• Problem to work on
Which of the lines in the data below contain the string "Configuration"? Copy each of them.

• Data in this exercise
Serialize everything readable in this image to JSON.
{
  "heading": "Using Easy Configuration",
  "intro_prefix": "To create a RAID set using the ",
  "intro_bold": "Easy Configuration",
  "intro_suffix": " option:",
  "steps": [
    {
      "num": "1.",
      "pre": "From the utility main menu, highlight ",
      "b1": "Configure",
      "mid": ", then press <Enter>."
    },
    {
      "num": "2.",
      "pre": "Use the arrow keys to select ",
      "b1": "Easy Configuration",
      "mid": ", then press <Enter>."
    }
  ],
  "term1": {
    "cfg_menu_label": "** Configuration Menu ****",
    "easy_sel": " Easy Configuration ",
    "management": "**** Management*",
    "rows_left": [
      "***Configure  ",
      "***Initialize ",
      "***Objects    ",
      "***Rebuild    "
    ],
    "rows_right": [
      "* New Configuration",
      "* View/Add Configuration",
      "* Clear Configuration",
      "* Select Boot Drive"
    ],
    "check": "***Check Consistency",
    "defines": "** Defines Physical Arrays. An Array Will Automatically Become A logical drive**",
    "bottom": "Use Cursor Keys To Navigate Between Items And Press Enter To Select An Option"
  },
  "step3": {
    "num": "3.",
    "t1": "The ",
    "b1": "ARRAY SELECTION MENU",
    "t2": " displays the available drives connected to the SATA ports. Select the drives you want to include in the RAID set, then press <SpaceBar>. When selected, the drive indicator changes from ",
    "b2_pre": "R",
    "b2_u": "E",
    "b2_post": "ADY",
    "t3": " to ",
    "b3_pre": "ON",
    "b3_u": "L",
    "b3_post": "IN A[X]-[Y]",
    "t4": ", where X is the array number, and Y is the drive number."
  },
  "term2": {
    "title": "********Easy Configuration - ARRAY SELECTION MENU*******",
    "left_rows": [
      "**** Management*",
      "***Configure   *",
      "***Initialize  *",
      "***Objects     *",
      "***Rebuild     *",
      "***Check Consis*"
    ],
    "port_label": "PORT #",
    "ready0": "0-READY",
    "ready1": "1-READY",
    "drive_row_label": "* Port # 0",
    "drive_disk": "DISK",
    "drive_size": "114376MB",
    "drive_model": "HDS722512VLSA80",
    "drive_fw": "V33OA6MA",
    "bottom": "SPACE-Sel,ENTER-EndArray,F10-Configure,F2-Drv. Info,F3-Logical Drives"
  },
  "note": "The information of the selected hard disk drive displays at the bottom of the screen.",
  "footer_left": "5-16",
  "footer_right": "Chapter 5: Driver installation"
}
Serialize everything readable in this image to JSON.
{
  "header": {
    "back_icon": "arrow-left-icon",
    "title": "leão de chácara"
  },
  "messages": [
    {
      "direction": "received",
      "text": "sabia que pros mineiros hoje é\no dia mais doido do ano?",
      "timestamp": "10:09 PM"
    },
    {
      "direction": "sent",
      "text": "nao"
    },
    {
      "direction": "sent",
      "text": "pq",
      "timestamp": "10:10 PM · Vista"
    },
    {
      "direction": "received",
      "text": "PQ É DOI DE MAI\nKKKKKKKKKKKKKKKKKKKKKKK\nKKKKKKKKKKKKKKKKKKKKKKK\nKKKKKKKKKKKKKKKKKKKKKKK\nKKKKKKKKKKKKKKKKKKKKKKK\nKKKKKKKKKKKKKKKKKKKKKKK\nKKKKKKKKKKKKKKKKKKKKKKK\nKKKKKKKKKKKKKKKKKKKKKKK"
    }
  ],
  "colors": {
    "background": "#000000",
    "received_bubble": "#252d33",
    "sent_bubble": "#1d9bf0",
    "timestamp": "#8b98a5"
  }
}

• Finished task
  "heading": "Using Easy Configuration",
  "intro_bold": "Easy Configuration",
      "b1": "Easy Configuration",
    "cfg_menu_label": "** Configuration Menu ****",
    "easy_sel": " Easy Configuration ",
      "* New Configuration",
      "* View/Add Configuration",
      "* Clear Configuration",
    "title": "********Easy Configuration - ARRAY SELECTION MENU*******",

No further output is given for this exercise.